WORK ORDER: Copy out all of the data word for word. Omit every picture.

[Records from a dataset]
--

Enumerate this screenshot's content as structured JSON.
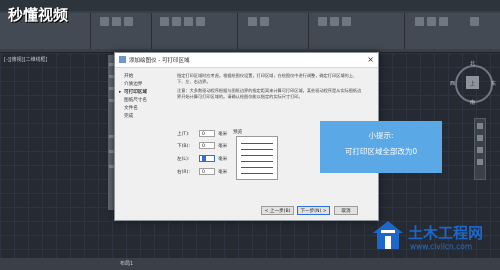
{
  "watermark": {
    "logo_text": "秒懂视频",
    "site_name": "土木工程网",
    "site_url": "www.civilcn.com"
  },
  "workspace": {
    "view_label": "[-][俯视][二维线框]",
    "layout_tab": "布局1"
  },
  "dialog": {
    "title": "添加绘图仪 - 可打印区域",
    "close_label": "×",
    "steps": [
      "开始",
      "介质边界",
      "可打印区域",
      "图纸尺寸名",
      "文件名",
      "完成"
    ],
    "active_step": 2,
    "description": [
      "指定打印区域时应考虑。根据绘图仪设置，打印区域，在绘图仪中进行调整，确定打印区域的上、下、左、右边界。",
      "注意：大多数驱动程序根据与图纸边界的指定距离来计算可打印区域。某些驱动程序是从实际图纸边界开始计算可打印区域的。请确认绘图仪能以指定的实际尺寸打印。"
    ],
    "fields": [
      {
        "label": "上(T):",
        "value": "0",
        "unit": "毫米"
      },
      {
        "label": "下(B):",
        "value": "0",
        "unit": "毫米"
      },
      {
        "label": "左(L):",
        "value": "",
        "unit": "毫米"
      },
      {
        "label": "右(R):",
        "value": "0",
        "unit": "毫米"
      }
    ],
    "preview_label": "预览",
    "buttons": {
      "back": "< 上一步(B)",
      "next": "下一步(N) >",
      "cancel": "取消"
    }
  },
  "hint": {
    "title": "小提示:",
    "body": "可打印区域全部改为0"
  },
  "viewcube": {
    "north": "北",
    "south": "南",
    "west": "西",
    "east": "东",
    "center": "上"
  }
}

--

OUTPUT OF THE TASK:
Enumerate this screenshot's content as structured JSON.
{
  "watermark": {
    "logo_text": "秒懂视频",
    "site_name": "土木工程网",
    "site_url": "www.civilcn.com"
  },
  "workspace": {
    "view_label": "[-][俯视][二维线框]",
    "layout_tab": "布局1"
  },
  "dialog": {
    "title": "添加绘图仪 - 可打印区域",
    "close_label": "×",
    "steps": [
      "开始",
      "介质边界",
      "可打印区域",
      "图纸尺寸名",
      "文件名",
      "完成"
    ],
    "active_step": 2,
    "description": [
      "指定打印区域时应考虑。根据绘图仪设置，打印区域，在绘图仪中进行调整，确定打印区域的上、下、左、右边界。",
      "注意：大多数驱动程序根据与图纸边界的指定距离来计算可打印区域。某些驱动程序是从实际图纸边界开始计算可打印区域的。请确认绘图仪能以指定的实际尺寸打印。"
    ],
    "fields": [
      {
        "label": "上(T):",
        "value": "0",
        "unit": "毫米"
      },
      {
        "label": "下(B):",
        "value": "0",
        "unit": "毫米"
      },
      {
        "label": "左(L):",
        "value": "",
        "unit": "毫米"
      },
      {
        "label": "右(R):",
        "value": "0",
        "unit": "毫米"
      }
    ],
    "preview_label": "预览",
    "buttons": {
      "back": "< 上一步(B)",
      "next": "下一步(N) >",
      "cancel": "取消"
    }
  },
  "hint": {
    "title": "小提示:",
    "body": "可打印区域全部改为0"
  },
  "viewcube": {
    "north": "北",
    "south": "南",
    "west": "西",
    "east": "东",
    "center": "上"
  }
}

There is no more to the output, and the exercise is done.